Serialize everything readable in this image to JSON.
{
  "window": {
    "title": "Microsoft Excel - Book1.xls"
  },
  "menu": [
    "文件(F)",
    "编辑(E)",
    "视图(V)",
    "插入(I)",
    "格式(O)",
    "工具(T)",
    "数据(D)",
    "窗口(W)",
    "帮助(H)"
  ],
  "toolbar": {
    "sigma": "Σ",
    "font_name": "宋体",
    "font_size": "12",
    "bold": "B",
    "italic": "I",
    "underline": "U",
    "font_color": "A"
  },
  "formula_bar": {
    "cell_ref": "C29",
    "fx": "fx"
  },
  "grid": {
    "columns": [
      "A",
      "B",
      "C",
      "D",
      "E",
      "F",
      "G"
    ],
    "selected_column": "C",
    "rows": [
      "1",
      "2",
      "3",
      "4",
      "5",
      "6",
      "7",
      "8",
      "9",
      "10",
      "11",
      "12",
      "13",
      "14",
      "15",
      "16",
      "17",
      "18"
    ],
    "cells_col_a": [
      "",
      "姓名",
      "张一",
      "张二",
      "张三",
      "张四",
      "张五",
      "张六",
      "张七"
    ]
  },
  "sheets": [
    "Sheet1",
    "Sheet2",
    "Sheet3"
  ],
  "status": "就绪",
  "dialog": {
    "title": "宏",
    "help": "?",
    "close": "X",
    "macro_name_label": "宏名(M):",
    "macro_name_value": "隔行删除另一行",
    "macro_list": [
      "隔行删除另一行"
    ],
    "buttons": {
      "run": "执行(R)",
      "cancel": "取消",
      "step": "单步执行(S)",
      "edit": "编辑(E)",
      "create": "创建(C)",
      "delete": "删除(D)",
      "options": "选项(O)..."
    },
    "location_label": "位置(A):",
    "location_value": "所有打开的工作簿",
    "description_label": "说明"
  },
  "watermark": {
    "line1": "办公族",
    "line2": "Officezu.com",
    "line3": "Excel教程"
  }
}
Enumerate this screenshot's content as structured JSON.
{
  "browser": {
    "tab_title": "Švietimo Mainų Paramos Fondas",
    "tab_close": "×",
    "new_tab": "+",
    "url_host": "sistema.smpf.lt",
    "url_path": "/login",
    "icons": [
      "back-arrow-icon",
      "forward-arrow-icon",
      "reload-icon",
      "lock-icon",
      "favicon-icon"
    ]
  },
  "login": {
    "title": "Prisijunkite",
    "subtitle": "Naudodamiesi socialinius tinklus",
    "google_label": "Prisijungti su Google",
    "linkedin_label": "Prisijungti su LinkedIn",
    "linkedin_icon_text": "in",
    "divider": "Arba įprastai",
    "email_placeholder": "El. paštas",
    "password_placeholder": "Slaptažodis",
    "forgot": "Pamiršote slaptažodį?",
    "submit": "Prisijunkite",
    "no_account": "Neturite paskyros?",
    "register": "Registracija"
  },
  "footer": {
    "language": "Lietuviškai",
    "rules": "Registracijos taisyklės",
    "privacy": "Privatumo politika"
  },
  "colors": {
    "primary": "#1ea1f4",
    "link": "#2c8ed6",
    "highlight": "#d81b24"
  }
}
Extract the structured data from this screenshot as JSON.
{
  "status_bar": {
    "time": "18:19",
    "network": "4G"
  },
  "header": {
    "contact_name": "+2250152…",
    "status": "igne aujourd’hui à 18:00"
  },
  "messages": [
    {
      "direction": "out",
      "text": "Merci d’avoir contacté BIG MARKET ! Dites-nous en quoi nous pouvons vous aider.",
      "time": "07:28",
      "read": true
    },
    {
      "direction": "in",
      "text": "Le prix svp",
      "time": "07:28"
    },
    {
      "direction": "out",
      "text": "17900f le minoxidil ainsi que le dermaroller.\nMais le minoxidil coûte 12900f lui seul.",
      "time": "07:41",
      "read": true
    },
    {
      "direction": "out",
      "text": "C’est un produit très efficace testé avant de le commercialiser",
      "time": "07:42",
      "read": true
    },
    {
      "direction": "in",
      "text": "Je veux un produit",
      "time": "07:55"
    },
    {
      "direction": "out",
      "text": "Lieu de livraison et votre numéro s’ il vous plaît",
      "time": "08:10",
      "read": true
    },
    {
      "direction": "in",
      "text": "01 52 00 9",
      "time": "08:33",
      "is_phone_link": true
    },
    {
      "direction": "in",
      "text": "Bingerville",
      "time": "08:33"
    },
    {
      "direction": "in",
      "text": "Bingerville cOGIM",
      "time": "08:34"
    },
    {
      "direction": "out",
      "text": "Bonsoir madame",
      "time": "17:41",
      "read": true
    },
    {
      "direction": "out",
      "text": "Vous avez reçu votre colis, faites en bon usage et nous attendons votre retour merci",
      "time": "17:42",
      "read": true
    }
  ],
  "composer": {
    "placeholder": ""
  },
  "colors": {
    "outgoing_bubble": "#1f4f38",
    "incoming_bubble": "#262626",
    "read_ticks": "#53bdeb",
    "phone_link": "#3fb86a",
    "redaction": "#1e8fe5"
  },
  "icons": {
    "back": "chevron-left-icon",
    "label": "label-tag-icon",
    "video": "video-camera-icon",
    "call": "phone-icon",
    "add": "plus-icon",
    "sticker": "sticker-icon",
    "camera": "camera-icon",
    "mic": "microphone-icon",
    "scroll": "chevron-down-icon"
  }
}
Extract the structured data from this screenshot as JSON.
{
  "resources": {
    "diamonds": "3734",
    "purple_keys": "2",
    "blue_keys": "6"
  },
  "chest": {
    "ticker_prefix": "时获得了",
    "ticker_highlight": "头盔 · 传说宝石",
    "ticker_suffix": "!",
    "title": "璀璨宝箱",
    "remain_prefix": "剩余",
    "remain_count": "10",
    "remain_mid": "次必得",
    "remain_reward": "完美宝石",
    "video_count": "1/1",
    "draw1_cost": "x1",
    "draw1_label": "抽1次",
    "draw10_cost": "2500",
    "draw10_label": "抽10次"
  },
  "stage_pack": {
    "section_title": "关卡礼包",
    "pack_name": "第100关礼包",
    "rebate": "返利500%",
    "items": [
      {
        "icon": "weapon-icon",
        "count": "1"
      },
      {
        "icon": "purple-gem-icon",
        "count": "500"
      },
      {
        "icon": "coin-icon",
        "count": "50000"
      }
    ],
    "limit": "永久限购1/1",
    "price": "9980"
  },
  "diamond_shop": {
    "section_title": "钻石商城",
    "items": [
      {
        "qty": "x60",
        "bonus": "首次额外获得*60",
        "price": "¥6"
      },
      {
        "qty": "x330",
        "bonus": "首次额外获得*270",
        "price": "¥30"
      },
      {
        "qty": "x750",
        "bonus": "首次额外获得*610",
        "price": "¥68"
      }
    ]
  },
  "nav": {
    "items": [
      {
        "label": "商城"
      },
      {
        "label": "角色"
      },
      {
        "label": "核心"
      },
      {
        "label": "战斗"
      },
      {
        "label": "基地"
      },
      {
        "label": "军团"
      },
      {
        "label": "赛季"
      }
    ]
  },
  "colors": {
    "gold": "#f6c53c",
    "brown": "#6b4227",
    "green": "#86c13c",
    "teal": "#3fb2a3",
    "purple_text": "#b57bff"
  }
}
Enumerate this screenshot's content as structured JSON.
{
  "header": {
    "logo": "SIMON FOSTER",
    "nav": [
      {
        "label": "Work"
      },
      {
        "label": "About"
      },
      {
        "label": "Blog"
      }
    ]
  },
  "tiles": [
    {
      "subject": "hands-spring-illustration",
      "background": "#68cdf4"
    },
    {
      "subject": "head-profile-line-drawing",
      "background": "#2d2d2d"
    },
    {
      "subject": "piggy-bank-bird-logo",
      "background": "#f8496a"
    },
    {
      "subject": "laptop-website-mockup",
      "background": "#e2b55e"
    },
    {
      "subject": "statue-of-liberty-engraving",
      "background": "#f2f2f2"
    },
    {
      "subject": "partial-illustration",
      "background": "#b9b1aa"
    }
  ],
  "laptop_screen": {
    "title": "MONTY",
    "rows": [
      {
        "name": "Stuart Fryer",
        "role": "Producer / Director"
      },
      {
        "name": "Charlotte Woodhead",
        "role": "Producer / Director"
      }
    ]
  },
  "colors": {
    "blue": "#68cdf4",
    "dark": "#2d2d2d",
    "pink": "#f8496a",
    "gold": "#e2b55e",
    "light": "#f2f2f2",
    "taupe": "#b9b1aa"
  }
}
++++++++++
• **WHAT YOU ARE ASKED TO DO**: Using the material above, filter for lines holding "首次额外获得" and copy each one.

• **RESPONSE TO THE TASK**:
        "bonus": "首次额外获得*60",
        "bonus": "首次额外获得*270",
        "bonus": "首次额外获得*610",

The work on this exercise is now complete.